Absence of conflict of interest.
Kundin, D.M., & Dretzke, B.J. (2016). An evaluation of the manufacturing advancement and assessment center (MAAC) program, final report. St. Paul, MN: University of Minnesota, Center for Applied Research and Educational Improvement, College of Education and Human Development.
- The study’s objective was to examine the impact of the Manufacturing Assessment and Advancement Centers (MAAC) program on educational outcomes.
- The authors used a nonexperimental design to compare the outcomes of students who were enrolled in the MAAC program to a historic comparison group of students from previous enrollment years.
- The study found a significant relationship between program participation and increased credential attainment.
- The quality of causal evidence presented in this study is low because the authors used a comparison group from previous enrollment years presenting a confounding factor. This means we are not confident that the estimated effects are attributable to the MAAC program; other factors are likely to have contributed.
The Manufacturing Assessment and Advancement Centers (MAAC) Program
Features of the Intervention
The U.S. Department of Labor’s (DOL) Trade Adjustment Assistance for Community Colleges and Career Training (TAACCCT) program provided $1.9 billion in grants to community colleges to improve skills and support employment in high-demand industries, notably manufacturing, health care, information technology, energy, and transportation. Through four rounds of funding, DOL awarded 256 TAACCCT grants to approximately 800 educational institutions across the United States and its territories. federal grant.
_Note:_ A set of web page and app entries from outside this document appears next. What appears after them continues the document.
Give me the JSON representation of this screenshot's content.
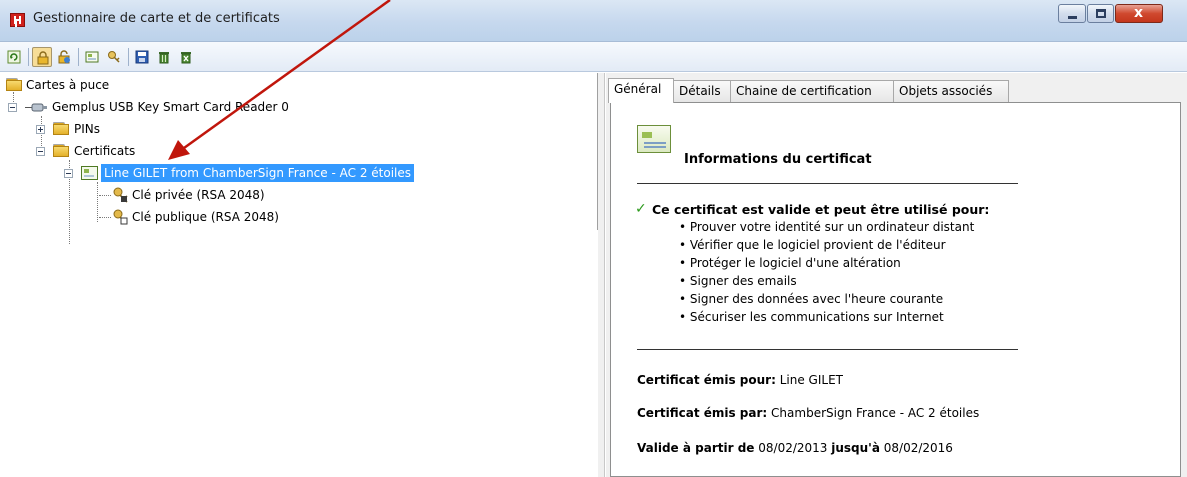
{
  "window": {
    "title": "Gestionnaire de carte et de certificats",
    "close_glyph": "x"
  },
  "toolbar": {
    "icons": [
      "refresh-icon",
      "lock-icon",
      "unlock-icon",
      "certificate-view-icon",
      "key-icon",
      "save-icon",
      "delete-icon",
      "delete-all-icon"
    ]
  },
  "tree": {
    "root_label": "Cartes à puce",
    "reader_label": "Gemplus USB Key Smart Card Reader 0",
    "pins_label": "PINs",
    "certs_label": "Certificats",
    "cert_label": "Line GILET from ChamberSign France - AC 2 étoiles",
    "private_key_label": "Clé privée (RSA 2048)",
    "public_key_label": "Clé publique (RSA 2048)"
  },
  "tabs": {
    "general": "Général",
    "details": "Détails",
    "chain": "Chaine de certification",
    "objects": "Objets associés"
  },
  "cert_info": {
    "heading": "Informations du certificat",
    "valid_intro": "Ce certificat est valide et peut être utilisé pour:",
    "uses": [
      "• Prouver votre identité sur un ordinateur distant",
      "• Vérifier que le logiciel provient de l'éditeur",
      "• Protéger le logiciel d'une altération",
      "• Signer des emails",
      "• Signer des données avec l'heure courante",
      "• Sécuriser les communications sur Internet"
    ],
    "issued_to_label": "Certificat émis pour:",
    "issued_to_value": "Line GILET",
    "issued_by_label": "Certificat émis par:",
    "issued_by_value": "ChamberSign France - AC 2 étoiles",
    "valid_from_label": "Valide à partir de",
    "valid_from_value": "08/02/2013",
    "valid_to_label": "jusqu'à",
    "valid_to_value": "08/02/2016"
  },
  "colors": {
    "selection": "#3399ff",
    "arrow": "#c0160c",
    "check": "#2c9a1c"
  }
}
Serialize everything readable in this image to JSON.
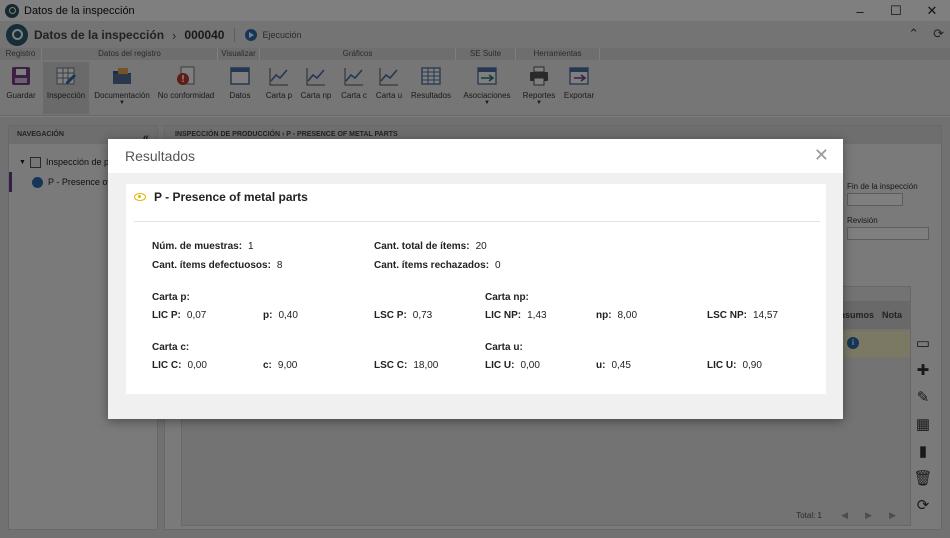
{
  "window": {
    "title": "Datos de la inspección",
    "minimize": "–",
    "maximize": "☐",
    "close": "✕"
  },
  "header": {
    "crumb": "Datos de la inspección",
    "separator": "›",
    "code": "000040",
    "status": "Ejecución",
    "collapse_icon": "⌃",
    "refresh_icon": "⟳"
  },
  "ribbon": {
    "groups": [
      "Registro",
      "Datos del registro",
      "Visualizar",
      "Gráficos",
      "SE Suite",
      "Herramientas"
    ],
    "buttons": [
      {
        "label": "Guardar",
        "icon": "save-icon",
        "color": "#7a3f86"
      },
      {
        "label": "Inspección",
        "icon": "grid-edit-icon",
        "color": "#6f7c8c"
      },
      {
        "label": "Documentación",
        "icon": "folder-icon",
        "color": "#3d5a80"
      },
      {
        "label": "No conformidad",
        "icon": "warning-doc-icon",
        "color": "#c0392b"
      },
      {
        "label": "Datos",
        "icon": "window-icon",
        "color": "#4a6fa5"
      },
      {
        "label": "Carta p",
        "icon": "line-chart-icon",
        "color": "#4a6fa5"
      },
      {
        "label": "Carta np",
        "icon": "line-chart-icon",
        "color": "#4a6fa5"
      },
      {
        "label": "Carta c",
        "icon": "line-chart-icon",
        "color": "#4a6fa5"
      },
      {
        "label": "Carta u",
        "icon": "line-chart-icon",
        "color": "#4a6fa5"
      },
      {
        "label": "Resultados",
        "icon": "table-icon",
        "color": "#4a6fa5"
      },
      {
        "label": "Asociaciones",
        "icon": "link-icon",
        "color": "#2e7d6b"
      },
      {
        "label": "Reportes",
        "icon": "printer-icon",
        "color": "#555"
      },
      {
        "label": "Exportar",
        "icon": "export-icon",
        "color": "#4a6fa5"
      }
    ]
  },
  "nav": {
    "title": "NAVEGACIÓN",
    "collapse": "«",
    "items": [
      "Inspección de producción",
      "P - Presence of metal parts"
    ]
  },
  "content": {
    "breadcrumb": "INSPECCIÓN DE PRODUCCIÓN  ›  P - PRESENCE OF METAL PARTS",
    "fin_label": "Fin de la inspección",
    "revision_label": "Revisión",
    "col_insumos": "Insumos",
    "col_nota": "Nota",
    "total": "Total: 1",
    "info": "i"
  },
  "modal": {
    "title": "Resultados",
    "close": "✕",
    "item_title": "P - Presence of metal parts",
    "stats": {
      "num_muestras_label": "Núm. de muestras:",
      "num_muestras": "1",
      "cant_total_label": "Cant. total de ítems:",
      "cant_total": "20",
      "defectuosos_label": "Cant. ítems defectuosos:",
      "defectuosos": "8",
      "rechazados_label": "Cant. ítems rechazados:",
      "rechazados": "0"
    },
    "carta_p": {
      "title": "Carta p:",
      "lic_label": "LIC P:",
      "lic": "0,07",
      "val_label": "p:",
      "val": "0,40",
      "lsc_label": "LSC P:",
      "lsc": "0,73"
    },
    "carta_np": {
      "title": "Carta np:",
      "lic_label": "LIC NP:",
      "lic": "1,43",
      "val_label": "np:",
      "val": "8,00",
      "lsc_label": "LSC NP:",
      "lsc": "14,57"
    },
    "carta_c": {
      "title": "Carta c:",
      "lic_label": "LIC C:",
      "lic": "0,00",
      "val_label": "c:",
      "val": "9,00",
      "lsc_label": "LSC C:",
      "lsc": "18,00"
    },
    "carta_u": {
      "title": "Carta u:",
      "lic_label": "LIC U:",
      "lic": "0,00",
      "val_label": "u:",
      "val": "0,45",
      "lsc_label": "LIC U:",
      "lsc": "0,90"
    }
  }
}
In 2012, Hennepin Technical College (HTC) in Minnesota was awarded a TAACCCT grant to establish the Manufacturing Assessment and Advancement Centers (MAAC) program to address a demand in the Minneapolis-St. Paul metro area for more highly skilled manufacturing workers. The MAAC program was designed to assist TAA-eligible and other adult or non-traditional learners, in earning credentials, become employed, receive wage increases, and retain employment in the manufacturing industry. The MAAC program’s primary goals were to establish an accelerated learning pathway for students and assist HTC in their ability to increase the number of students who receive credentials, complete programs, and retain employment. HTC awarded credit for prior learning assessments and implemented online learning opportunities. They also provided students with access to hands-on simulation technology (e.g., virtual welders, CNC machines, and 3D printing), career counseling, and strong organizational support with increased resources.
Features of the Study
The nonexperimental study compared students enrolled in the MAAC program to a historic cohort of students from HTC enrolled in the same programs of study. The treatment group consisted of 220 HTC students who participated in the MAAC program (51 participants were enrolled in 2014 and 169 were enrolled in 2015). The comparison group also consisted of 220 HTC students from the same manufacturing programs, but who were enrolled in 2011 and 2012 prior to the implementation of the MAAC program. The authors matched MAAC students to similar students using propensity scores developed from demographic and academic variables. Using institutional data and self-reported data from HTC, the authors conducted statistical models to examine differences between the groups on program completion (measured as earning an Associate’s degree, a certificate or a diploma), earned credit hours, and the aggregate number of earned credentials.
Education and skills gain
- The study found a significant relationship between program participation and earning an Associate’s degree or a certificate or diploma, with a higher proportion of MAAC program participants from the 2014 cohort earning a credential (41%) than the comparison group (16%). However, there was no significant relationship found between the MAAC program 2015 cohort and credential attainment.
- The study also found a significant relationship between program participation and the aggregate number of earned credentials, with MAAC participants earning more credentials than the comparison group. However, there was no significant relationship found between the MAAC program 2015 cohort and the total number of obtained credentials. • The study found no significant association between MAAC program participation and earning course credits for both 2014 and 2015 cohort comparisons.
Considerations for Interpreting the Findings
The authors used a cohort of HTC students from previous enrollment years as the comparison group. Because the outcome data on the two groups were collected from participants at different times, differences in outcomes could be due to time-varying factors (such as overall changes at the community college) and not the MAAC program. Therefore, the study is not eligible for a moderate causal evidence rating, the highest rating available for nonexperimental designs.
Causal Evidence Rating
The quality of causal evidence presented in this study is low because the authors used a comparison group from previous enrollment years presenting a confounding factor. This means we are not confident that the estimated effects are attributable to the MAAC program; other factors are likely to have contributed.